Activity
On the basis of the records below, report how many lines contain the word "content". Nothing else should be given.

(Entries from a dataset of interfaces)
______

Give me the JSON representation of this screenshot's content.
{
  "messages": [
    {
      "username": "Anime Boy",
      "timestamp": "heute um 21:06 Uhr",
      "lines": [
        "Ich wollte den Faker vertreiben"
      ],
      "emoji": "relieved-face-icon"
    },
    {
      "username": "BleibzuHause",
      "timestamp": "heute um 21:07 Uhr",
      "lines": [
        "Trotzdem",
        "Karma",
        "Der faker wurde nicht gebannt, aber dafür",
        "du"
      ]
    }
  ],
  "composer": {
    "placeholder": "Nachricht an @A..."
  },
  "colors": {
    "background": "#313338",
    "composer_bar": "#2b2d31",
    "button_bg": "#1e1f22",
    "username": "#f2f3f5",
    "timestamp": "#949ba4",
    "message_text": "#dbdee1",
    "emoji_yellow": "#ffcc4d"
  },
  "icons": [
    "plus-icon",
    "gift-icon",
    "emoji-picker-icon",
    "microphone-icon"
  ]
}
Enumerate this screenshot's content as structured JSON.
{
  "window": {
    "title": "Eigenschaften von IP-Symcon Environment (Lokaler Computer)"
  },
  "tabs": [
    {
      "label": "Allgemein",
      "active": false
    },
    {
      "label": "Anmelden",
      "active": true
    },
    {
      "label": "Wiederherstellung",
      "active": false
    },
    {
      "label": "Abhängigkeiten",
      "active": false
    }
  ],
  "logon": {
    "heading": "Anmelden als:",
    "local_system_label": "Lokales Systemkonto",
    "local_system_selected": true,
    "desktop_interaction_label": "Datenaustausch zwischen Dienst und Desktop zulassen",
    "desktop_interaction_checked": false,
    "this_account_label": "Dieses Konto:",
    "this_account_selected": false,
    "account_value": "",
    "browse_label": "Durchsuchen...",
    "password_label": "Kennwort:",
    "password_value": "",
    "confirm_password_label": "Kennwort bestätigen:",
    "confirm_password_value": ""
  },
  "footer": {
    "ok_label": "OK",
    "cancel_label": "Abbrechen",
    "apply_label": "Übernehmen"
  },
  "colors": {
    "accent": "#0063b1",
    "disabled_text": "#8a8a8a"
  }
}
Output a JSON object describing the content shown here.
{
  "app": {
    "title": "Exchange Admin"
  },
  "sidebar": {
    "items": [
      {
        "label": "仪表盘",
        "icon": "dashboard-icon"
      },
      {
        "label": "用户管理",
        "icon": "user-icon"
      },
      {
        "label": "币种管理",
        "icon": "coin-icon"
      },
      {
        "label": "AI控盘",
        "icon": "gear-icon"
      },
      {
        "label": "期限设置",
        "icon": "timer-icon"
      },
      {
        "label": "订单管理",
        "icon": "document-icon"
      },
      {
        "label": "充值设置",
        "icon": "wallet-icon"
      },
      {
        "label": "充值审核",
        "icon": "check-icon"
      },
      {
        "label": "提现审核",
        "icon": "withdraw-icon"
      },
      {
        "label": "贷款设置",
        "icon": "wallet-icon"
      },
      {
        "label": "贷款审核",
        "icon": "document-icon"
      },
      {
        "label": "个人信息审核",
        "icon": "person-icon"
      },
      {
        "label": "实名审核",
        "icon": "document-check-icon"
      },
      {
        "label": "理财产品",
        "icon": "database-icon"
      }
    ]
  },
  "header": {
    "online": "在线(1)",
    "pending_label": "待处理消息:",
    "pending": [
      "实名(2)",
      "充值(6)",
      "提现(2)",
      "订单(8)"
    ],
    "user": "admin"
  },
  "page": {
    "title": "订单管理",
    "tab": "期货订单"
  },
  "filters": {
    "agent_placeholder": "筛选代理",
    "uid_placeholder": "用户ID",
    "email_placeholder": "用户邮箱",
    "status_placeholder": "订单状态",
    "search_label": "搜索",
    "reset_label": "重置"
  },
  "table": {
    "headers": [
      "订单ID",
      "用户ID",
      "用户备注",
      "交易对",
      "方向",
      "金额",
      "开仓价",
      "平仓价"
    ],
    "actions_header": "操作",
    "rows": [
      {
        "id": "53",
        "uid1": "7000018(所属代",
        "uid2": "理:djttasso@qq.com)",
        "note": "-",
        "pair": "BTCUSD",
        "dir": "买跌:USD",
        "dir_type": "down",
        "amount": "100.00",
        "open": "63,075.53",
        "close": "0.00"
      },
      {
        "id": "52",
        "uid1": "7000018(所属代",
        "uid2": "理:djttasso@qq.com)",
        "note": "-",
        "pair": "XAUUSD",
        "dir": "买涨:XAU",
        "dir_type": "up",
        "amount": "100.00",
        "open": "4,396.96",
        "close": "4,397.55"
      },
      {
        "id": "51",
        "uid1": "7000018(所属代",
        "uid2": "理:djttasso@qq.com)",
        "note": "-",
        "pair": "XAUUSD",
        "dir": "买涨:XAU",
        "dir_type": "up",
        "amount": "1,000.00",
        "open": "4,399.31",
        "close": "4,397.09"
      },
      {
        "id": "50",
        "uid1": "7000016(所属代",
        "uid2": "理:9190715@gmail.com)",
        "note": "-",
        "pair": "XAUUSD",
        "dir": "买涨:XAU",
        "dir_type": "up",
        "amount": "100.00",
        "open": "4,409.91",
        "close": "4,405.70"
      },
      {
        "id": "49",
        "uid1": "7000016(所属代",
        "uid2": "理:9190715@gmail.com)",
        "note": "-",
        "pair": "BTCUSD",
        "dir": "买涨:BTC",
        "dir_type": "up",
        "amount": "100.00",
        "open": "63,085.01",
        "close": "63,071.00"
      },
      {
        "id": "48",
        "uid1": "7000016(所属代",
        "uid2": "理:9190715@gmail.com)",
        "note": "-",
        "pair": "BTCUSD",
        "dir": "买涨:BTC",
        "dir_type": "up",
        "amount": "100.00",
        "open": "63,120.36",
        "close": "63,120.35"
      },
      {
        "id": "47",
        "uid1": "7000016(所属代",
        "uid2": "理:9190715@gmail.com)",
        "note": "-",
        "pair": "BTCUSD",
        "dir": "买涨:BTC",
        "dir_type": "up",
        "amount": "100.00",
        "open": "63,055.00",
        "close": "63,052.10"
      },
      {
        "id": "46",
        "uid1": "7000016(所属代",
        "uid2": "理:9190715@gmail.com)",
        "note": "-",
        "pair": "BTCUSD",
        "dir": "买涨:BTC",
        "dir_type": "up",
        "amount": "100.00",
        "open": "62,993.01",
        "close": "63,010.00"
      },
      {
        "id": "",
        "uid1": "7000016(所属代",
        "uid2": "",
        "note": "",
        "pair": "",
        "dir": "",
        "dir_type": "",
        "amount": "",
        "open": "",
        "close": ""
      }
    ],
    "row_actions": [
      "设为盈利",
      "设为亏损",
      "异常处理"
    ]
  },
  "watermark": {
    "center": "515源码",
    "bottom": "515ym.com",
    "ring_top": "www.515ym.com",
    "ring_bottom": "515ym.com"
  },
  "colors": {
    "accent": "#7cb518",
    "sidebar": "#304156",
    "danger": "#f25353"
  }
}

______

Task answer
3